Now it would be utterly remiss of me not to mention that one of the Roving Scholars, Heather, recently came to Trondheim. The Roving Scholars program is probably the coolest thing that the Fulbright Commission offers in Norway. The Rovers travel from school to school and have a series of workshops that they teach throughout Norway for the duration of the school year. If you’re interested in learning more, information can be found here. Anyways, the Roving Scholars are all amazing and well established teachers and I was really excited to see Heather and to see one of her workshops.
Heather dropped by my International English class early on Friday morning and really managed to engage with my students. The topic of her workshop was the makeup of the United States and American universities. Before this workshop, I got the impression that my students tended to view the United States as one united country. They seemed a bit surprised to learn that there are some pretty significant regional differences across the United States and that these differences range from things like accents to personality traits.

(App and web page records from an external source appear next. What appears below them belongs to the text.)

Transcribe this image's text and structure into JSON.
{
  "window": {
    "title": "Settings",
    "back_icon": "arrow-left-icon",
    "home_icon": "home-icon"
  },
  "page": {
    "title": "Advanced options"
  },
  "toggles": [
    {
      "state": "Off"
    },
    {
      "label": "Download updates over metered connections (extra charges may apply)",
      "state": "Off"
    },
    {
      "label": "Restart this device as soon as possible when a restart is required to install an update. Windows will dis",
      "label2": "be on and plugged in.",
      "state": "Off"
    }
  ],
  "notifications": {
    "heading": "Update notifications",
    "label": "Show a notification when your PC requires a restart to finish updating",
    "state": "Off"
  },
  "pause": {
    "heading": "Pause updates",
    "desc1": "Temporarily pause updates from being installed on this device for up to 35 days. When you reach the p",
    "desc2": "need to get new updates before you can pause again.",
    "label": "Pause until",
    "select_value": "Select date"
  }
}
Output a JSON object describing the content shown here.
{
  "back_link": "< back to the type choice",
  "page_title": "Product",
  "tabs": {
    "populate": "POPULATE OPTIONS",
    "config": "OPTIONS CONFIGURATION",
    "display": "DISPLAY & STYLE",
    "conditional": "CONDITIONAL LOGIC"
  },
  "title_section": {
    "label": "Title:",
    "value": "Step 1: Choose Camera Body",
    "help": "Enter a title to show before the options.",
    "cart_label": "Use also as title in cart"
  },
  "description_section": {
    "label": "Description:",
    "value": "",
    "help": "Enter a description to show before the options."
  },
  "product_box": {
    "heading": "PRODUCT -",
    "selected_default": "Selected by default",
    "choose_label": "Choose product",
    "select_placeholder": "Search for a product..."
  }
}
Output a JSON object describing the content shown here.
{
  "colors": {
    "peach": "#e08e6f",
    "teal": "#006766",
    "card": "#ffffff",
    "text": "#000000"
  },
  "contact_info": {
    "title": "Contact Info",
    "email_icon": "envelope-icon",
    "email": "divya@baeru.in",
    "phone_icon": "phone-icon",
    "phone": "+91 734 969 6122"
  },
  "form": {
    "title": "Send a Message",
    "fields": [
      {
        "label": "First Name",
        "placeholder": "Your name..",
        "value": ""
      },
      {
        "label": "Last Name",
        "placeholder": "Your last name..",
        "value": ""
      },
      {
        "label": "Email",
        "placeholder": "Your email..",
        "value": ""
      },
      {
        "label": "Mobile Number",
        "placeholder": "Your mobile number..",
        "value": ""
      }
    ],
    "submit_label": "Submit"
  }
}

One of my favorite parts of the workshop was when Heather showed my students the infographic below. Having already given my students some background information on different areas in the United States, Heather asked them to look at the infographic and tell her what area of the country they would go to if they had a free plane ticket.
Considering the adjectives, it came as no surprise that no one wanted to go to the East Coast. Sorry New York. A few students wanted to go to the South, more wanted to go to the Midwest, and the majority wanted to go to the West Coast. As a Californian, I am proud to say that even Norwegians know that the West Coast really is the best coast.
I also enjoyed watching my students learn more about American universities. I think the thing that they found most shocking was the cost of higher education. In Norway, higher education is free, so the price tag for an American university seems like pure insanity. We calculated out the price in NOK for attending a four year $40,000/year institution and the students were a bit stunned to learn that a bachelors degree costs some Americans around 1.2 million NOK. We did put in a good word for financial aid, but that didn’t stop my students from being taken aback at the initial price.
Overall, I think that my students learned a lot and had a good time. Personally, I’m looking forward to seeing Heather again later in the school year, and I hope that I’ll get the chance to see more of the other Rovers in the spring.